But you expected to read 10 generic rules of thumb on UI design. So let’s scroll down. Note that the following list is not composed by us at Achilles. All credits and thank yous go to the famous usability researcher Jakob Nielsen, and his teams. We merely added some examples to clarify the rules.
Show the system statusAn interface must always inform the user about what the system behind that interface is doing. When users know the status of the system, they know what effect their actions have on the system and they can anticipate on what to do next.

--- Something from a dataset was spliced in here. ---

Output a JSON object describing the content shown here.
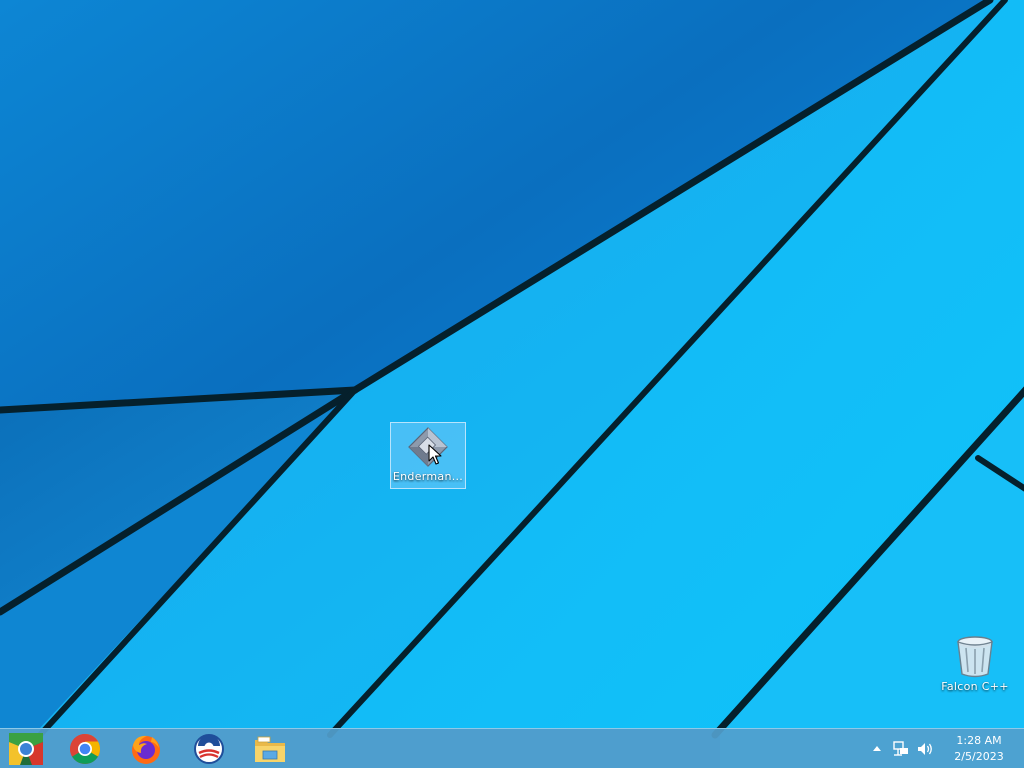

The more predictable the interactions are for your user, the more that user will trust your product and your brand. Think of a print job of +100 pages. A trustworthy printer could inform the user that there’s not enough paper sitting in the printer to complete the job, asking the user to add more sheets before starting the print job. This way, the interactions with the printer are more predictable to the user because he won’t be surprised that the print job just stopped halfway.
Copy the industry standardsAt Achilles we’ve designed drinking bottles for a brand called Kambukka. People have used drinking bottles before they purchase a Kambukka bottle. If our bottle would open by turning the cap clockwise, users would be confused because all other bottle caps in the world must be turned counterclockwise to drink. So it’s a no-brainer to copy what the industry has been doing.
When a person wants to create an account on your digital platform, she must enter a user name and a password. She might write her password in both fields because she did not pay attention enough, thinking the second field was meant to rewrite her password for confirmation. If this happens, a well-designed registration page would show a pop-up (in red with a danger sign or so), informing her that her user name and password are the same. That’s to prevent her from making a costly mistake. She now has the chance to return and rewrite her user name before actually hitting ‘create account’.
Removing irrelevant stuff can also be applied to the physical world. Your coffee machine may have a reset button that you can press if the software of the machine would ever get stuck. That little reset button is irrelevant to your daily routine and should not sit next to the cappuccino button. Better place that reset button at the back of your machine. It’s an irrelevant button that only makes your daily coffee routine more complicated and prone to mistakes.
Error messages and solution suggestionsA display that says ERROR43//45.v won’t be helpful to most users. Instead, pinpoint what the current problem is all about in a language that your user will understand. Then explain what the user must do to solve the problem. Always support your error message and solution suggestions with enough visual support so that people notice the error and understand what to do.
That’s it. The 10 UI design rules that Jakob Nielsen described decades ago. They all sound very straightforward right? I know. But it doesn’t hurt to get reminded about them once in a while. So write them down or save this webpage. Whatever works best for you. Just make sure to remind yourself of design principles like the ones you’ve just read. They’ll help you to speed up your design process, decision making and increase your chances of a product success.
Good luck nailing your next design challenge!